▸ THE PROBLEM: What lines of the listing below contain the word "true"? Copy each of them out.

[SOURCE MATERIAL — start]

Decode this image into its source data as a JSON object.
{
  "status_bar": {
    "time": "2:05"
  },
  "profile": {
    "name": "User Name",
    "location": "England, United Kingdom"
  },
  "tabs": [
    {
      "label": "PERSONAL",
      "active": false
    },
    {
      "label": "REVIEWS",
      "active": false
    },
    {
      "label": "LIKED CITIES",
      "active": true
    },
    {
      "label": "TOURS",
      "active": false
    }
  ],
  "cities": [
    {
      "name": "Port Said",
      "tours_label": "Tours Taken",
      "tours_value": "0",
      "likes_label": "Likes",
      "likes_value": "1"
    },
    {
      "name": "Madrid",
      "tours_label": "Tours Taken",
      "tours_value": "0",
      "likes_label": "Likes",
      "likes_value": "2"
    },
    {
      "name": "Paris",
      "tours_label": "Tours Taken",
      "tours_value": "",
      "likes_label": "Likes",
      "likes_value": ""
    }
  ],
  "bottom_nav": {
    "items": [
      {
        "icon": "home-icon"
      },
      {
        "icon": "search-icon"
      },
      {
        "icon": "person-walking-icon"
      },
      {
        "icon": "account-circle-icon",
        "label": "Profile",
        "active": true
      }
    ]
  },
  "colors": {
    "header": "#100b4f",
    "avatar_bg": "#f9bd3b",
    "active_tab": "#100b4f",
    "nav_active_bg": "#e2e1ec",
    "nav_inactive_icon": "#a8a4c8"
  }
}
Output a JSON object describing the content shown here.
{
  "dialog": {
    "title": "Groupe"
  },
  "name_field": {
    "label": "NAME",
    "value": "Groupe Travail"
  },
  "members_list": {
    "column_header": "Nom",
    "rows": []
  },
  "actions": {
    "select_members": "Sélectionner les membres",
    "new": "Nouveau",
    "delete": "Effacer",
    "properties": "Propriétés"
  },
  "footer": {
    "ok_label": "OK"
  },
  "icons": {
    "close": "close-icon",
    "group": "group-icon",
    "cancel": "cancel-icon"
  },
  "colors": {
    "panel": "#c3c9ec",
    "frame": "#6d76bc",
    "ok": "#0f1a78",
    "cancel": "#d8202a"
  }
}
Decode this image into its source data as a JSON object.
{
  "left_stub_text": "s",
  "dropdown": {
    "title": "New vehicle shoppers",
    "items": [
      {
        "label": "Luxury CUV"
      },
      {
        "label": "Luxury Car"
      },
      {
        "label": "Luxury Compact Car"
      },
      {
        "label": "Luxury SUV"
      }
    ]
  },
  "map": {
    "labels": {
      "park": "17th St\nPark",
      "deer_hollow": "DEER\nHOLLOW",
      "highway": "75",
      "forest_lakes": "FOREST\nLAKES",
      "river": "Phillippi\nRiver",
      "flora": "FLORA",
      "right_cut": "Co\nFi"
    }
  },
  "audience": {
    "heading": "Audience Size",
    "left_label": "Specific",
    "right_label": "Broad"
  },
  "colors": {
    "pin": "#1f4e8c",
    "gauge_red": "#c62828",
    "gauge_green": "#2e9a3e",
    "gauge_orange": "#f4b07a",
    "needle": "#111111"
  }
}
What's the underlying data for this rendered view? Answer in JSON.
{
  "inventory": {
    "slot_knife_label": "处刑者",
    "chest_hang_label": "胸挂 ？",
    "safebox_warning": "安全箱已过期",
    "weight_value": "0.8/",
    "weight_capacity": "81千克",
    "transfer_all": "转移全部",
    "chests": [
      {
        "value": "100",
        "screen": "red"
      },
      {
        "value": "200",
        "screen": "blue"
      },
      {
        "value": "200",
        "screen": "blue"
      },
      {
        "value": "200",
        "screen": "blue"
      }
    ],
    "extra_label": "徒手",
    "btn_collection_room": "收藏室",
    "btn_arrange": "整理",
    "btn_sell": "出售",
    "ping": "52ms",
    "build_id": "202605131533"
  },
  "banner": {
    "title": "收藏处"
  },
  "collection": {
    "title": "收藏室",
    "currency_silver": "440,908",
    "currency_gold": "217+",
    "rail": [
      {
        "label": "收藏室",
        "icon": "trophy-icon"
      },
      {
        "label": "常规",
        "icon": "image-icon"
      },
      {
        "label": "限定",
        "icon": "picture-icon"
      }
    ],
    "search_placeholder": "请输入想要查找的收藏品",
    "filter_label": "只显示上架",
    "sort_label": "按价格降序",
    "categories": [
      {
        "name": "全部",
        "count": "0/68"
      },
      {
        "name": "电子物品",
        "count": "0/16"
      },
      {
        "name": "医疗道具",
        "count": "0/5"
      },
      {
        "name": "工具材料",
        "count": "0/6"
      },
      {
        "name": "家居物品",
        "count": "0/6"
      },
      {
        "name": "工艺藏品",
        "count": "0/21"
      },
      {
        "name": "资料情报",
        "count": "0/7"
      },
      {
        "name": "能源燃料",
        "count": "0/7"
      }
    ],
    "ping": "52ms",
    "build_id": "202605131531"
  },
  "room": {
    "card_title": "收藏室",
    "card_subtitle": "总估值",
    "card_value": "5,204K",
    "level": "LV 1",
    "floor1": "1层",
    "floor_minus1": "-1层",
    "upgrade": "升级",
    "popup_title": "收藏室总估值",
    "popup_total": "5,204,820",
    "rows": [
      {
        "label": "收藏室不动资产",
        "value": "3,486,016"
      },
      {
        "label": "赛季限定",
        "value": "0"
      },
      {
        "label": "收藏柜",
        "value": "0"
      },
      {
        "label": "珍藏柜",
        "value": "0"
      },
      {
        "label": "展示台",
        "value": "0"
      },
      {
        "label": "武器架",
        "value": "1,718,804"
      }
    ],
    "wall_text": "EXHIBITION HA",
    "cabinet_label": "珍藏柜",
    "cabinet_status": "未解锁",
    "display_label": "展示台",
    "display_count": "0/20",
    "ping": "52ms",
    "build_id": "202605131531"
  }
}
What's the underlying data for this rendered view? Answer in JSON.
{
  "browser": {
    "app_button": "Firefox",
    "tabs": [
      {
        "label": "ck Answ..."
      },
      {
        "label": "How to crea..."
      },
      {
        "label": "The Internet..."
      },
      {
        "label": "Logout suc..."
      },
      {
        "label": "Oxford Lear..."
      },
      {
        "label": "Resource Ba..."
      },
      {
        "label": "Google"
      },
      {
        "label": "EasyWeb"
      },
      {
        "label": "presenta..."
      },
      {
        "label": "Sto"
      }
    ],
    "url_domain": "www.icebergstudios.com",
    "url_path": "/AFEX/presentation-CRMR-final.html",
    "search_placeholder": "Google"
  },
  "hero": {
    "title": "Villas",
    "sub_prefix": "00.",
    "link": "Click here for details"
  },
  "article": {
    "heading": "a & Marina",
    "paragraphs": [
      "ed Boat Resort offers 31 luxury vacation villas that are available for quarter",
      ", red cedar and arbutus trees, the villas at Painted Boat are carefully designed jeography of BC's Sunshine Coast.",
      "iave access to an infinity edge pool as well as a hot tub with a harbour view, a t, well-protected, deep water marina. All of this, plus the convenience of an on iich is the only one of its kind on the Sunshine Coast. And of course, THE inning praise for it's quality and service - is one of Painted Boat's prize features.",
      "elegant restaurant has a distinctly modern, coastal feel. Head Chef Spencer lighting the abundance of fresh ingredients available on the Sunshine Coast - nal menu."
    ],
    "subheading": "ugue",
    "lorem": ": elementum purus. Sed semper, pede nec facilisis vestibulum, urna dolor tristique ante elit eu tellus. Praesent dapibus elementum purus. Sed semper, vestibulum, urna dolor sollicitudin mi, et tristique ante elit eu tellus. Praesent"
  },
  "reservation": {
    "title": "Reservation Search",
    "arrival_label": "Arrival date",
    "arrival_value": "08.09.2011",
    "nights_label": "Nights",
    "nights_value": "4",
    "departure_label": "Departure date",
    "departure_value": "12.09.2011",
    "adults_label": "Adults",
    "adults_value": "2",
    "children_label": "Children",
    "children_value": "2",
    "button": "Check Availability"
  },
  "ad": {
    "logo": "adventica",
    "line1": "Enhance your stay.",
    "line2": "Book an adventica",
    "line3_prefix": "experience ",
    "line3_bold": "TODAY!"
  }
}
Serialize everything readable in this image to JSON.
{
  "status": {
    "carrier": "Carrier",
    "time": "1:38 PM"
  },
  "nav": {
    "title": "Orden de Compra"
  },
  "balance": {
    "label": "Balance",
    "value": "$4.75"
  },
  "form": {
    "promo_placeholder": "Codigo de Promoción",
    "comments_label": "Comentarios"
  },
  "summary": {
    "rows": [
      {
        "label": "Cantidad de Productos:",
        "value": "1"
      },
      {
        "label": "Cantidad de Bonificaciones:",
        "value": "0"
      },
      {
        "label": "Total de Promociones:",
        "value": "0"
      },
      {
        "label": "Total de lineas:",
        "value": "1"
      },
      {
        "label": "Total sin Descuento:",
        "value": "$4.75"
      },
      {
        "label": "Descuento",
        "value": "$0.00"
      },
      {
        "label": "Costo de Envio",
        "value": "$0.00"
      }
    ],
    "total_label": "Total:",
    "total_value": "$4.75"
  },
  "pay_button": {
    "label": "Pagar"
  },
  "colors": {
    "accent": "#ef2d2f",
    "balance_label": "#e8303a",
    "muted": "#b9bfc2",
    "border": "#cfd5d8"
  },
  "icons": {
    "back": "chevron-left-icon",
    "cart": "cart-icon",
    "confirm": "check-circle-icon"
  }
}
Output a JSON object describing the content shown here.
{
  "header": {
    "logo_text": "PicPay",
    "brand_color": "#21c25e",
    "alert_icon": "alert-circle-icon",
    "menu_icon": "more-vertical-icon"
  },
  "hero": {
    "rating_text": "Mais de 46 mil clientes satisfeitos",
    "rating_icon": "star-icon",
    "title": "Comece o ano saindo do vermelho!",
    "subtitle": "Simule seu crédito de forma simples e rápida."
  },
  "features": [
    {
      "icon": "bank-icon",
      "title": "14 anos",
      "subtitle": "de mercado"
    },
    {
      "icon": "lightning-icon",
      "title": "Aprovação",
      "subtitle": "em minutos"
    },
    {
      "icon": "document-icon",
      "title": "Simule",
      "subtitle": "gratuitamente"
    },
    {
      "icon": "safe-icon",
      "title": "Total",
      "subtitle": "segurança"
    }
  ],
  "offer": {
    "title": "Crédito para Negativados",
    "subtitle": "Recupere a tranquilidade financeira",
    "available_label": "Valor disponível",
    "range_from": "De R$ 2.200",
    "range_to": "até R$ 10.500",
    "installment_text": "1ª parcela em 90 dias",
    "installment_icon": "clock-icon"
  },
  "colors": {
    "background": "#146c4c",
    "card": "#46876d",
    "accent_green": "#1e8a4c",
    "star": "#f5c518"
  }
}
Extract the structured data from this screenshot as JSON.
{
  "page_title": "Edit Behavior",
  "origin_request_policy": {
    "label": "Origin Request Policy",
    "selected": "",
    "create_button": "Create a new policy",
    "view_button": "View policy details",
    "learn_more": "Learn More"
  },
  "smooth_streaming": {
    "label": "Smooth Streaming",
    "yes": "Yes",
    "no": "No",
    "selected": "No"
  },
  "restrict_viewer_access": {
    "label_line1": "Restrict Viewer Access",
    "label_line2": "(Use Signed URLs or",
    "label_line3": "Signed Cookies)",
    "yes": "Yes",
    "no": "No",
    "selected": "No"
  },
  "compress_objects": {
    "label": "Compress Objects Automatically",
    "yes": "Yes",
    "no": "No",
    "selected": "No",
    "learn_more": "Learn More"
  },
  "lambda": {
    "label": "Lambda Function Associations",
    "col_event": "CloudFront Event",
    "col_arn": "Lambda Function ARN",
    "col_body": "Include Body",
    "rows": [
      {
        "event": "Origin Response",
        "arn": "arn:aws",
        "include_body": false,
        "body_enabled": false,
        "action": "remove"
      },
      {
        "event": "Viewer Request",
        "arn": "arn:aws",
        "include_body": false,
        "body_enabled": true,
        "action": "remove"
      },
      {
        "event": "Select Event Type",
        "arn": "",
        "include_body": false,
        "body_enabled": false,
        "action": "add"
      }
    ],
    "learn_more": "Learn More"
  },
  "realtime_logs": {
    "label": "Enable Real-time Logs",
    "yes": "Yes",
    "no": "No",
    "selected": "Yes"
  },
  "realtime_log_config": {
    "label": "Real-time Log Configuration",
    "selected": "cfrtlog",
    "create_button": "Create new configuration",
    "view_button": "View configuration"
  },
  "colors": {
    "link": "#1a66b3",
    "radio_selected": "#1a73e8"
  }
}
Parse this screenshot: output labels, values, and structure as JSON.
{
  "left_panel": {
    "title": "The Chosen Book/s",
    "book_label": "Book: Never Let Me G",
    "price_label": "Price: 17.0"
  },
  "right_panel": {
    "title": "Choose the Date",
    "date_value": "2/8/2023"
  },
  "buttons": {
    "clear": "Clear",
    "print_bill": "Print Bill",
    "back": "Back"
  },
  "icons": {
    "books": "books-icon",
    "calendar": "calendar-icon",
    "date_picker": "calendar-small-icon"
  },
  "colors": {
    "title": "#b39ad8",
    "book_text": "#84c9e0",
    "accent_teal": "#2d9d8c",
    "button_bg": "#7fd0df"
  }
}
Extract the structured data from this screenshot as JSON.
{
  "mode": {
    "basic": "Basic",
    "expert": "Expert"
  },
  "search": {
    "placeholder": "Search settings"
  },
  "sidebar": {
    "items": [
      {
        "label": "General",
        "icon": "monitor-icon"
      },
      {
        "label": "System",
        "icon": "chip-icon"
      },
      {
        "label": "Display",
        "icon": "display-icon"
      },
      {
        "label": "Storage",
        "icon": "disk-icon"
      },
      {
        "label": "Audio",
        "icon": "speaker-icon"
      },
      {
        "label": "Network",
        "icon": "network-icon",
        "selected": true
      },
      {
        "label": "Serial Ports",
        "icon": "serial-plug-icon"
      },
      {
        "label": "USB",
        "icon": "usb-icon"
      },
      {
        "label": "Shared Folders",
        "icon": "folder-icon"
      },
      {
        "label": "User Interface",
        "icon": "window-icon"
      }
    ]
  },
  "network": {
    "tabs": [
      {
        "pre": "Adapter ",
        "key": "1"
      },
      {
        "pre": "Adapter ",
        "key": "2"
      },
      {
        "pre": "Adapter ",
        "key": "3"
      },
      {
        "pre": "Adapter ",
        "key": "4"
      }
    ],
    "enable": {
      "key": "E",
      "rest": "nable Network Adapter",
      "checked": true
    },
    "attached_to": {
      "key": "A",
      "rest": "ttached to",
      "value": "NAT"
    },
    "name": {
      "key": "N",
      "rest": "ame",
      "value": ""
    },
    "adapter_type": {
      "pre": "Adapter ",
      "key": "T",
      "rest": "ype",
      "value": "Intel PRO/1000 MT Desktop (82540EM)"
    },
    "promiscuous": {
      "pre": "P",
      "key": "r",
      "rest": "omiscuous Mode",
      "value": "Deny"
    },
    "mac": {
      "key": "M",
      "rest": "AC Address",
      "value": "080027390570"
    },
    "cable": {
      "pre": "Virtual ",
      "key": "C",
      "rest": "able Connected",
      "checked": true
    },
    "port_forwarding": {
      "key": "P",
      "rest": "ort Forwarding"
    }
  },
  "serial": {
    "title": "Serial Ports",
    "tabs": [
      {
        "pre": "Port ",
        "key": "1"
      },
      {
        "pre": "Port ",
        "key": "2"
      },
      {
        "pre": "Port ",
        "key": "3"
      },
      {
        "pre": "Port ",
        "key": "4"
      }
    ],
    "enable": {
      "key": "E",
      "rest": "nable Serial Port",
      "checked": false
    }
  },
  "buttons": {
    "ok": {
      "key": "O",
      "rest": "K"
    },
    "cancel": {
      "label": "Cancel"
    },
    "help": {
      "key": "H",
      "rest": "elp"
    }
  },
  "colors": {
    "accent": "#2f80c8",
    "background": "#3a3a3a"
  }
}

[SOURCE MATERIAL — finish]

▸ WRITTEN ANSWER:
      "active": true
        "active": true
        "body_enabled": true,
        "selected": true
      "checked": true
      "checked": true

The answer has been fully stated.